The dispute that was referred to the Primary Court was that the present petitioner and his mother had dispossessed the 3rd party respondent-respondent of the store room used by him by forcibly erecting a wall at the place which he had used to enter the store room from his shop premises. On being noticed the parties appeared in the Primary Court, filed their affidavits and led oral evidence in support of their respective claims. Thereafter the learned Primary Court Judge inspected the premises in question. After considering the material placed before him and his own observations recorded at the time he inspected the premises the learned Primary Court Judge held that the 1st and 2nd party respondents have dispossessed
the 3rd party respondent-respondent by erecting a
wall across the doorway between his shop premises and the store room.
Therefore he made order placing the 3rd party respondent-respondent in possession of the store room and ordered to demolish the newly built wall closing the door way.
The present respondent's mother who was the 1st party respondent before the Primary Court made a revision application to the High Court of Ratnapura against the decision of the learned Primary Court Judge.

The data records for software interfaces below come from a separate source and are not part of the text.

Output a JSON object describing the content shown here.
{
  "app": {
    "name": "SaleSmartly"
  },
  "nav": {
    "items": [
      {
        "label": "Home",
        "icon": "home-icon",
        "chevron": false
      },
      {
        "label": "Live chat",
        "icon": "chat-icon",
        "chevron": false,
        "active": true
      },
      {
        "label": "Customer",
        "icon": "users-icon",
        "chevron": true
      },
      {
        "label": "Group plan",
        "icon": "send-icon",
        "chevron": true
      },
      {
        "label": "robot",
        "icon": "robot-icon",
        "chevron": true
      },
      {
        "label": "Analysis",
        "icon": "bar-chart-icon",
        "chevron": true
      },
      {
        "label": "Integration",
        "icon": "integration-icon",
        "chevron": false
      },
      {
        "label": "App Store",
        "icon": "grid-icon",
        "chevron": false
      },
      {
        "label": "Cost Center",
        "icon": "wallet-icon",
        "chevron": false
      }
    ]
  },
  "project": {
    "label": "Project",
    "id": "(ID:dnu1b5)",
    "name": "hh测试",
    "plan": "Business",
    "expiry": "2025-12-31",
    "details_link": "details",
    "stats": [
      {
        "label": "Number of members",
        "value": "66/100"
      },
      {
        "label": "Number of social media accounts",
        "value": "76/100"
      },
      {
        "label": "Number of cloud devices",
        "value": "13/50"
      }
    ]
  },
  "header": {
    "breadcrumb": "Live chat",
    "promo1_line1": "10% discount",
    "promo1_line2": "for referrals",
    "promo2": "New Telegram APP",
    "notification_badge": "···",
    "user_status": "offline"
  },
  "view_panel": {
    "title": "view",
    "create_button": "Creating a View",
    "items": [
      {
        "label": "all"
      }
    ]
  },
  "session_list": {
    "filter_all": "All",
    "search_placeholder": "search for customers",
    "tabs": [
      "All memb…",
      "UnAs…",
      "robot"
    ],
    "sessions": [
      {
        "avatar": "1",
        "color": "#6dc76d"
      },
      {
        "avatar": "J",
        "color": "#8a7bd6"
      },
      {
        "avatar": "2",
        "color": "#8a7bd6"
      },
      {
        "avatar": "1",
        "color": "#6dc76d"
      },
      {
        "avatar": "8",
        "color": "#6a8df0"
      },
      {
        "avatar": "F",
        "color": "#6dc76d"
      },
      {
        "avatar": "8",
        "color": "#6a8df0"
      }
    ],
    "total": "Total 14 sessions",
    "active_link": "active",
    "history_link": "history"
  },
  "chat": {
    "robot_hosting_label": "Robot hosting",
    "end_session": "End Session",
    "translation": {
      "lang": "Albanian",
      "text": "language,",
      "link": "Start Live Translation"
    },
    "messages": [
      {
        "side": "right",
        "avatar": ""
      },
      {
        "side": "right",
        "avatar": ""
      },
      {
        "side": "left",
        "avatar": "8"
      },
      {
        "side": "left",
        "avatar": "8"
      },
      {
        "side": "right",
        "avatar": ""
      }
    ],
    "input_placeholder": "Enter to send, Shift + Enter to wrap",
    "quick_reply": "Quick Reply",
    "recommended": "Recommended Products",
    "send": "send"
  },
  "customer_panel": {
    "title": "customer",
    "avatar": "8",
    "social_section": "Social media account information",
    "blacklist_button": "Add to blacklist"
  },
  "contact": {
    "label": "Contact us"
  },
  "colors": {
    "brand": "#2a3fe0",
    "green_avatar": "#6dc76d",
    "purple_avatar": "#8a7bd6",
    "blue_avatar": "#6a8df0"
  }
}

The learned High Court Judge having considered the revision application dismissed it. The present petitioner who was the 2nd party respondent before the Primary Court was not a party to the revision application filed in the High Court. His mother who had made the revision application died one week before the High Court dismissed the revision application. No appeal was filed against the order of the learned High Court Judge perhaps for the reason that the present petitioner was not a party to the proceedings before the High Court. The present revision application had been filed five months after the date of the order of the High Court.
The order of the Primary Court was executed on 10.2.2000 and the wall across the doorway was demolished and the store room was handed over to the respondent. This application had been filed on 11.2.2000, the day after the execution of the order of the Primary Court.
The petitioner in his petition has stated that there are exceptional circumstances warranting the exercise of the revisionary jurisdiction of this Court but has not set out what those exceptional circumstances are. The petitioner has stated that the learned High Court Judge has failed to identify the mistakes and errors of the order of the Primary Court but has not explained what those mistakes and errors are. The petitioner has prayed that the order of the High Court be set aside. But as pointed out in the written submissions of the respondent the petitioner has not prayed that the order of the Primary Court be set aside. Instead the petitioner has prayed that the order of the Primary Court be suspended. As pointed out by the respondent's written submissions such an order cannot be
granted by way of substantive relief. The wall in question
has already been demolished. Now there is case No 14201/L pending in the
District Court of Ratnapura in respect of the same dispute. It appears that the
only point taken against the order of the learned Primary Court Judge is that he
did not have jurisdiction to order the demolition of the wall erected across the
doorway. The petitioner has relied on the authority of the case of James v
Kannangara (1), a decision of this Court. But as Gunawardana J has observed in
Tudorv Anulawathie (2) there is no point in making an order unless the court has
the power to enforce it.
The only way to restore possession of the store room to the respondent was by demolishing the wall which prevented his effective possession of the storeroom and in these circumstances the learned Primary Court Judge was quite correct and justified in making an order to demolish the wall. The petitioner has not made out a case for the intervention of this Court by way of revision and accordingly the revision application is dismissed with costs fixed at Rs. 5000/-.
BALAPATABENDI J. - I agree